Some of the clarifications

  • The tiebreaking judge does not attend the judges’ briefing.
     
  • When the last contestant finishes speaking, the contest chair will ask for silence until the ballot counters have collected all ballots. (no more 1 minute or 2 minute …)
     
  • Judges are directed to discreetly discard their scoring forms, the chief judge is directed to keep all materials confidential – there is no need for a “motion to destroy the ballots”
     
  • Protests: Any protest shall be lodged with the chief judge and/or contest chair prior to the announcement of the winner and alternate(s).
     
  • The Chief Judge ‘provides a list showing placement of all contestants to the contest chair.

Some of the changes

  • Contestants
    To be eligible to compete in ANY contest, a member must have completed at least six speeches from the Competent Communication (Item 225) manual prior to the club contest. (Note, Toastmasters who completed older speaking awards like CTM or Able Toastmaster are considered to have met the 6 speech requirement)
     
  • The above change was rescinded on November 10, 2010.

  • Judges
    All judges at area, division, district, semifinal, and International speech contests must have been a Toastmasters member in good standing since July 1 of the previous year and have completed at least six Competent Communication (Item 225) manual projects. (Or be CTM, ATM, …)
     
  • Timing
    Two timers are appointed by the chief judge. One is provided with a stopwatch and the other with a timing device**(will be changed to signaling device) that displays green, yellow, and red colors
     
  • Tiebreaking
    The tiebreaking judge’s ballot must be collected by the chief judge while the counters are collecting all other judges’ ballots.
     
  • Official Forms
    Only official forms may be used for speech contests
     

What more could be done: If we want to be 100 % clear on things – some guidelines:
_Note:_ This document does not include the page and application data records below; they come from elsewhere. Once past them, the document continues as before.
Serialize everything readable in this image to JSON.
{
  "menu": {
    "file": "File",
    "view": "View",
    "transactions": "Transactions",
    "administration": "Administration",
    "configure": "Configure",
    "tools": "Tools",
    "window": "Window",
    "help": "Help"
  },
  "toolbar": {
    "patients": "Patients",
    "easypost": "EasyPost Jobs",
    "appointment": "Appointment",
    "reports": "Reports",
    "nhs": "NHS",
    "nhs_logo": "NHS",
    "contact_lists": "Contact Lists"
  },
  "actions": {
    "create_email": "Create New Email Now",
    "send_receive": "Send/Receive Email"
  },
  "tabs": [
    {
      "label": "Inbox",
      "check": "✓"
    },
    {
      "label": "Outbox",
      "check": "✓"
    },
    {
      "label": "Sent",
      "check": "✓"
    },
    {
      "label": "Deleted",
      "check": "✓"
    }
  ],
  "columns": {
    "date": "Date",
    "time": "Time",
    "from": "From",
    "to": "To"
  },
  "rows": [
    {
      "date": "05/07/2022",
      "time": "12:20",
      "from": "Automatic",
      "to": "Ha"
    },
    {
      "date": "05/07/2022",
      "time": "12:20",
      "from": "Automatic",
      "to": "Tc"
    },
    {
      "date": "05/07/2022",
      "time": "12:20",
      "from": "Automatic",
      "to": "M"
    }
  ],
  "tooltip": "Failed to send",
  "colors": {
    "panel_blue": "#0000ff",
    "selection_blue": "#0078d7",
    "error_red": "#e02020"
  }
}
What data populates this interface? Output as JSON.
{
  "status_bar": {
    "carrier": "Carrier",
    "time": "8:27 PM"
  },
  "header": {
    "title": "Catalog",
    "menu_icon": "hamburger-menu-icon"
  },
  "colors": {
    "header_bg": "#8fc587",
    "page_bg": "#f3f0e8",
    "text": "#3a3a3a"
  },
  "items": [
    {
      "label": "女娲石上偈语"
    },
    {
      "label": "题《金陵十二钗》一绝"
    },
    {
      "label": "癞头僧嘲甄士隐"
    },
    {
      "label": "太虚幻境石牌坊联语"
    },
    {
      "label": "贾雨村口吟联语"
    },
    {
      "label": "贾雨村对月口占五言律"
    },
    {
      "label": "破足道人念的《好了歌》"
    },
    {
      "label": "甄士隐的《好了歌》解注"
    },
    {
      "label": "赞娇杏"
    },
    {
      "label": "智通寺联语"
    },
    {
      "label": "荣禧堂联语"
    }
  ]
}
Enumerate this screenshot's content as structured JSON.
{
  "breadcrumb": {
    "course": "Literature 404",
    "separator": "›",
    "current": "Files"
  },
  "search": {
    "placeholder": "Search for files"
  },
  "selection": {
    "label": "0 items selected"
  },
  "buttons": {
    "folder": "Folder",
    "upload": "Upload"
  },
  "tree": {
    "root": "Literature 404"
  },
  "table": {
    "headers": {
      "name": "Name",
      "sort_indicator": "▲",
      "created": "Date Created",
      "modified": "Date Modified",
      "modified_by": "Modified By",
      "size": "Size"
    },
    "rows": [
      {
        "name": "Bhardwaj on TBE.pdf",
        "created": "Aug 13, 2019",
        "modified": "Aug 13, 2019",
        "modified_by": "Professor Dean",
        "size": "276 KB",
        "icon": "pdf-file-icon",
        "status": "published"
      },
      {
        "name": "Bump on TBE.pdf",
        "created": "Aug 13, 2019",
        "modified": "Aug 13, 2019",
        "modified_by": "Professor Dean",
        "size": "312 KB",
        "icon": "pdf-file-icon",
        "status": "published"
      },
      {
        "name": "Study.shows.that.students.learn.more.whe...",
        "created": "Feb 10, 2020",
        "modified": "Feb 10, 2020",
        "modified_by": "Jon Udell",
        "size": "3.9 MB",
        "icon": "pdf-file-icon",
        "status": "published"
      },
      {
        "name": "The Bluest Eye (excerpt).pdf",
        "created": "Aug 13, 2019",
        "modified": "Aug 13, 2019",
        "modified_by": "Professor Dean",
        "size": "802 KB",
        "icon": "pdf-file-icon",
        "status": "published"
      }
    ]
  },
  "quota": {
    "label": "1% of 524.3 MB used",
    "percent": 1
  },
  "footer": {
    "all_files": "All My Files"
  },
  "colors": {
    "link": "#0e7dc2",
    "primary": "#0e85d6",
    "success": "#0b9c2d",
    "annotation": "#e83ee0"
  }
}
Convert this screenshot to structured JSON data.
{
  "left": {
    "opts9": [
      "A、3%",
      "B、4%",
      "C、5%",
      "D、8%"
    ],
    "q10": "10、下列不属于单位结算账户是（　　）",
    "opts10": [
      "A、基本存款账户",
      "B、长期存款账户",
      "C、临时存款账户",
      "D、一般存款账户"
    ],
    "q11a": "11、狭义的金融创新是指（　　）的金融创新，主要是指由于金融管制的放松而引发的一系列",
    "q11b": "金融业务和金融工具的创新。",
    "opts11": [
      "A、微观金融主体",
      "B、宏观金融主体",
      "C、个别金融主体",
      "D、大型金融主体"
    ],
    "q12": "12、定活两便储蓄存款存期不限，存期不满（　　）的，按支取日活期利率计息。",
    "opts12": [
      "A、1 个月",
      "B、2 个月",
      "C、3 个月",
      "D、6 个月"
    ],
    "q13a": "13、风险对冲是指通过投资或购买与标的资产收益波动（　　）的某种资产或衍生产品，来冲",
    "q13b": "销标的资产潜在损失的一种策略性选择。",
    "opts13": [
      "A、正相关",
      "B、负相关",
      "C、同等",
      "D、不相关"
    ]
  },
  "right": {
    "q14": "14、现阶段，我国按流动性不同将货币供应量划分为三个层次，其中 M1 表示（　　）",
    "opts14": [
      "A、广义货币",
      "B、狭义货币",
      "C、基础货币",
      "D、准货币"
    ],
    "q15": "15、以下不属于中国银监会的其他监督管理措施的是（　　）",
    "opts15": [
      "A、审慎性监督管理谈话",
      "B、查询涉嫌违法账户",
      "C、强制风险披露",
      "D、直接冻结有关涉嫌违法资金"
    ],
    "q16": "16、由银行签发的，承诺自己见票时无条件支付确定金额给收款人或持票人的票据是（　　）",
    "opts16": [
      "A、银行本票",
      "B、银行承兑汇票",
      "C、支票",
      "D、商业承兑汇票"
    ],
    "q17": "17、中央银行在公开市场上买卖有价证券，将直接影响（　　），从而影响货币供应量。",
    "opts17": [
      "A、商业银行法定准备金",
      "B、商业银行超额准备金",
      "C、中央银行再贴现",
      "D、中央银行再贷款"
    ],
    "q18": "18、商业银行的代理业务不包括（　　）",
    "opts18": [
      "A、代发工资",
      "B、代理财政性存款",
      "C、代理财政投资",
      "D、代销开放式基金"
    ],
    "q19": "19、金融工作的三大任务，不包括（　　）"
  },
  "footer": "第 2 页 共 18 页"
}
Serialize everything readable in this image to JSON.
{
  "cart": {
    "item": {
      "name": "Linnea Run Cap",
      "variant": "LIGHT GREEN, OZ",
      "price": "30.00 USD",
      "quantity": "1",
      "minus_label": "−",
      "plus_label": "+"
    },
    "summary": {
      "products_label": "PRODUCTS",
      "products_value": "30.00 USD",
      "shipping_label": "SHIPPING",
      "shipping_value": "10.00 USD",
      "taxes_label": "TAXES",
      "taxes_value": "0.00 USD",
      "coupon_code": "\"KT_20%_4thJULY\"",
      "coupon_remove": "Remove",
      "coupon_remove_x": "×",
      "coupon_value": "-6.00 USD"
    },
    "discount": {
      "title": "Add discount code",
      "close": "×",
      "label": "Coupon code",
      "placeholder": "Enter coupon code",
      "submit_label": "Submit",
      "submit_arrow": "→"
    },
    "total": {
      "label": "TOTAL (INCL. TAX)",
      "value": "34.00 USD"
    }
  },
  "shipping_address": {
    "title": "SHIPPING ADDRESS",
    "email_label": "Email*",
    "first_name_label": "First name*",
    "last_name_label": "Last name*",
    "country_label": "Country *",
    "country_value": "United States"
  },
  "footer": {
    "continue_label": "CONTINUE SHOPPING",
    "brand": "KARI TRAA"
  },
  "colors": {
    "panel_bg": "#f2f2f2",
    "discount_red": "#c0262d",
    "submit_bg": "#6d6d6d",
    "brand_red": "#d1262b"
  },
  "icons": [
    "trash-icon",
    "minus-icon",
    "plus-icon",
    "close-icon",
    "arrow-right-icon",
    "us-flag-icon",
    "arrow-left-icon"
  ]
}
  • Do NOT announce whether the tie-breaking ballot was used or not
     
  • There is no need for a “motion to destroy the ballots”
     

** There is one typo in the timing section and Joe at TI is making sure it is fixed in the print version soon available for purchase. That is where the second timer uses a signaling device’ rather than a ‘timing device’.